14) LachmannL, Liebermann HA, Kanig JL. The theory and practice of industrial pharmacy.3rdedn.Varghese publishing house, London 1990; Pp 253-296.

15) Robinson JR, Lee TW. Controlled release drug delivery system. Remington. The science and Practice of Pharmacy.20th ed. Lippincott Williams and Wilkins, Philadelphia, 2001; pp. 903- 904.

16) Indian Pharmacopoeia. Ministry of health and family welfare.Government of India. Controller of Publications, Delhi, 1996; 1: pp. 256-257.

17) Kathleen Parfit. Martindale.The complete drug reference. 32nd ed, The Pharmaceutical Press, London, 1999; 778: pp. 854-857.
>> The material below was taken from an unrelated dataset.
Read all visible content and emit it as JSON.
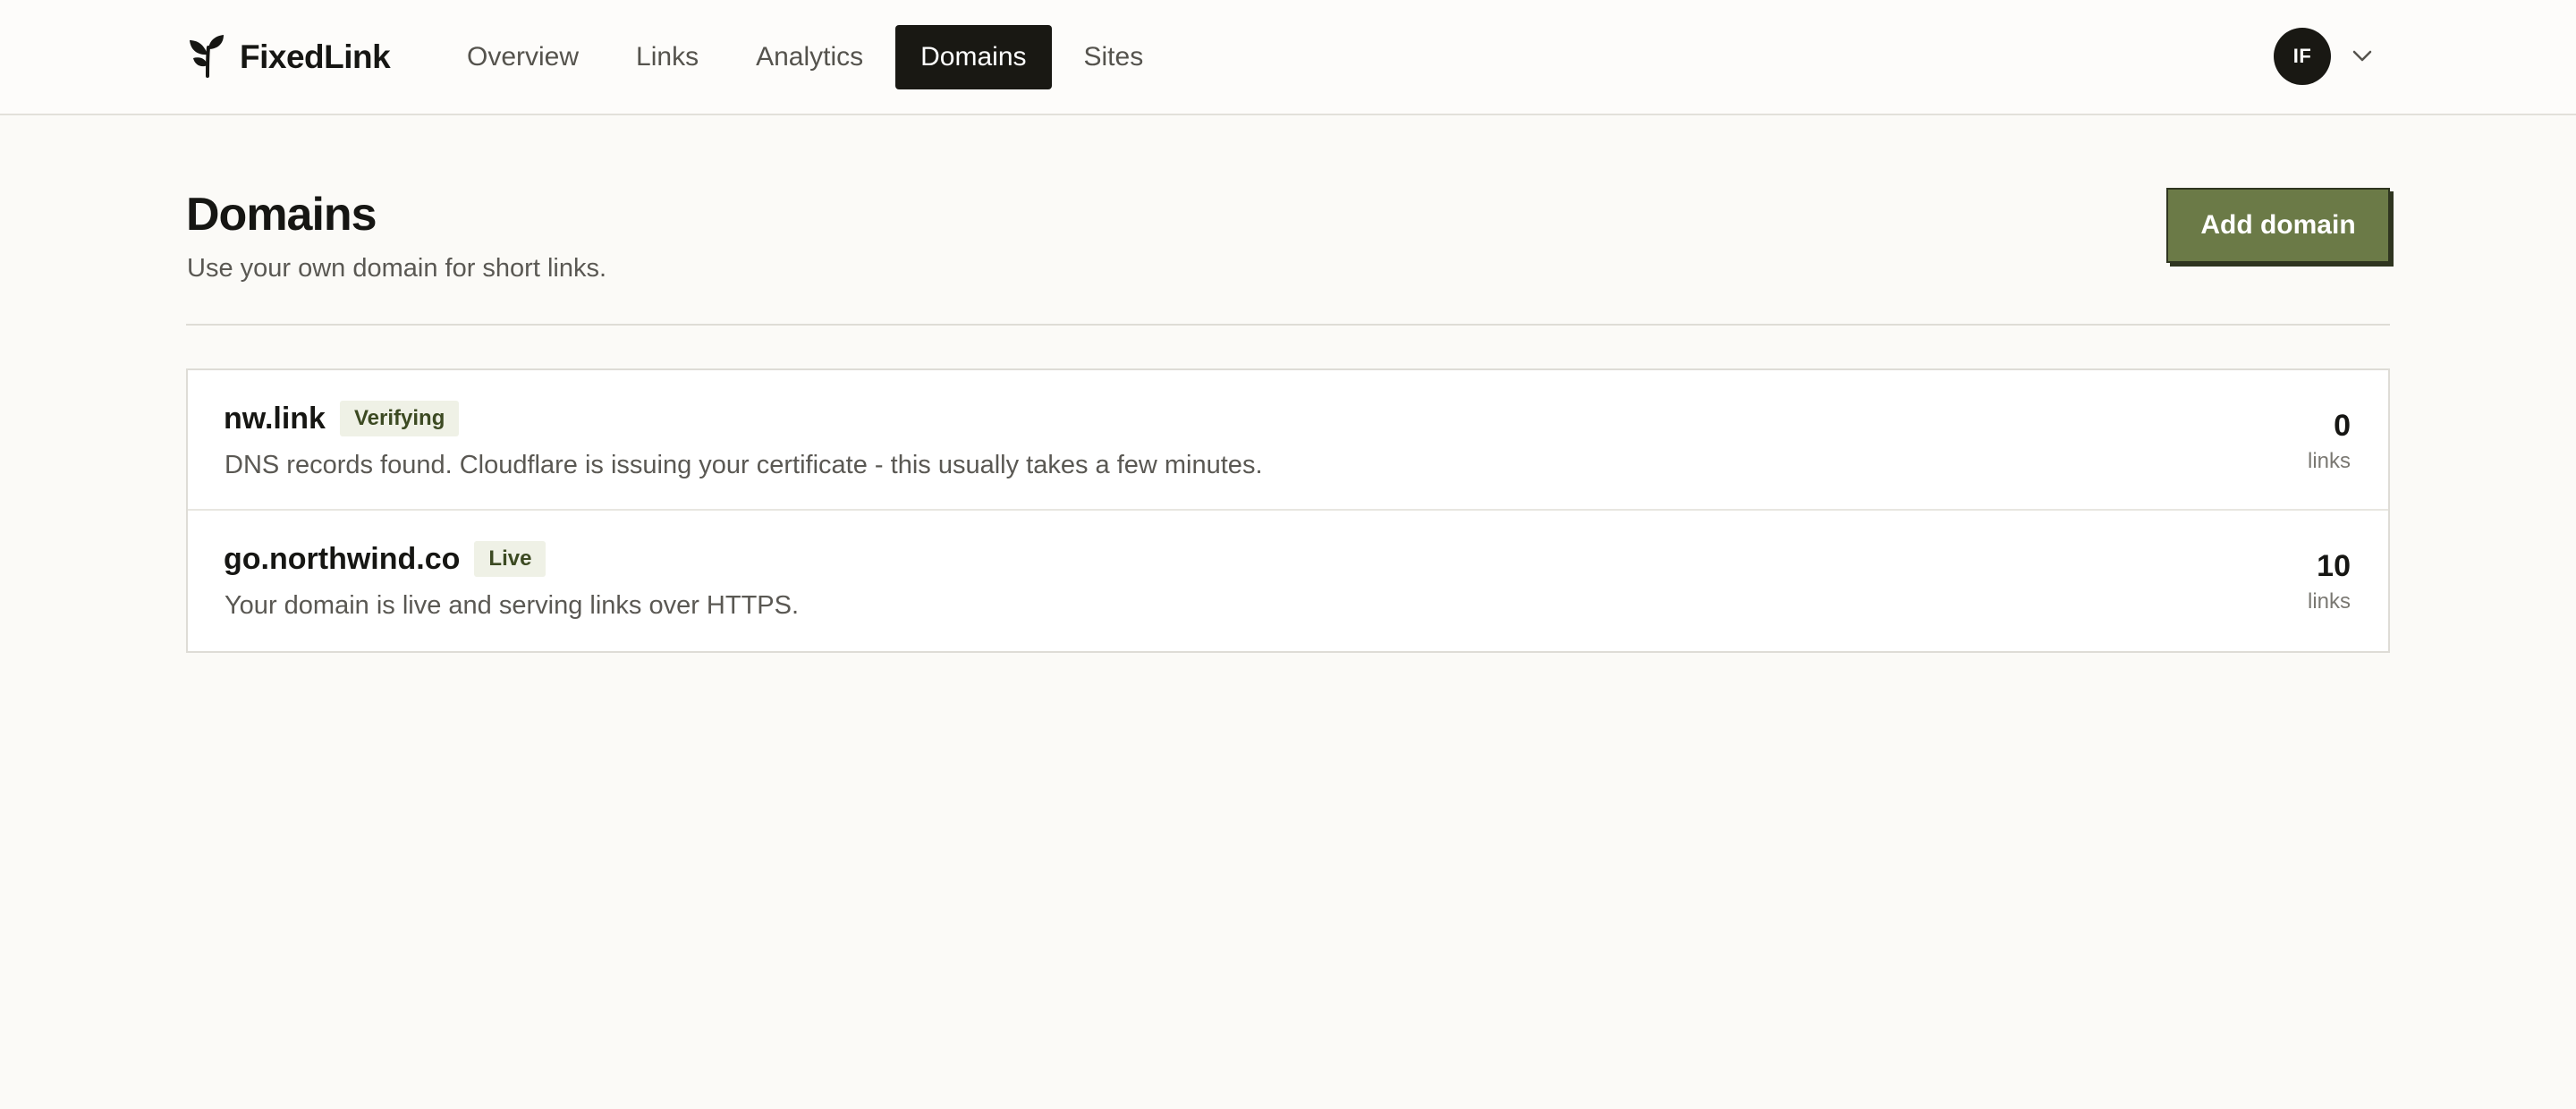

18) Shyamala B, Remiz M. Novel approach to zero order drug delivery via hydrogel for diltiazemhydrochloride. Ind J Pharm Sci 2002; 64(4): 357- 361.
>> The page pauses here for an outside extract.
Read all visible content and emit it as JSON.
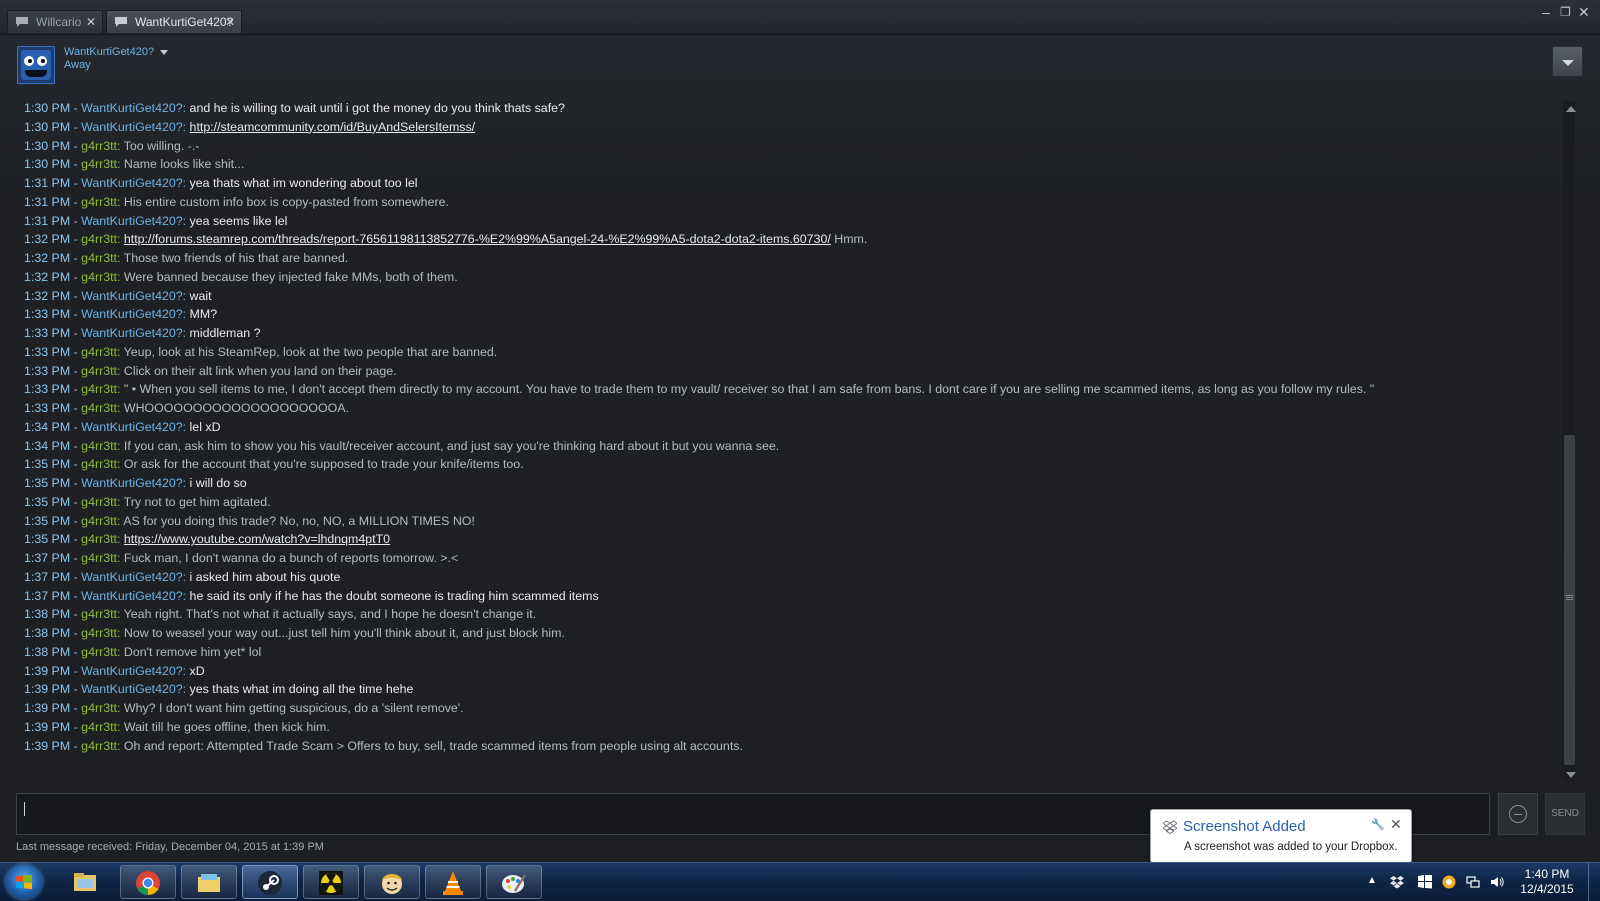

19) Varma M, Singla AK, Dhawan S. Release of diltiazem hydrochloride from hydrophilic matrices of polyethylene oxide and carbopol. Dug Dev and Ind Pharm 2004; 30(5): 545-553.

20) Gohel MC, Mehta PR, Dave PK and Bariya NH. More relevant dissolution method for evaluation of FDDS.Dissolution Technologies.Int J Pharm 2005; 22-25.

21) ChowdaryKP, Monhapatra P. Evaluation of olibanum and its resin as rate controlling matrix for controlled release of diclofenac. Ind J Pharm Sci 2006; 497-500.


23) Reddy AM, Ayesha S, Surya BhaskaraRao P, Manasa P, Siddaiah J, SrinivasaBabu P. Formulation and Evaluation of sustained release matrix tablets of Metformin Hydrochloride. Ind J Res Pharm & Biotech 2013; 1(2):197-200.

24) Lakshmana PS, Shirwaikar AA, Shirwaikar A, Ravikumar G, Kumar A, Jacob A. Formulation and evaluation of oral sustained release of Diltiazem Hydrochloride using rosin as matrix forming material. Ars Pharm 2009; 50(1):32-42.

25) Shwetha K, Senthil K. Design and Evaluation of Floating Microspheres of Rabeprazole Sodium. Int J Pharm and Pharmaceutical Sci 2012; 4(3): 357-367.
Select your language of interest to view the total content in your interested language

Viewing options

Recommended Conferences
Flyer image
journal indexing image

Share This Article


tempobet giriş

tempobet giriş

tipobet süpertotobet yeni adres süperbahis 747 güvenilir bahis siteleri telefonda sex sohbet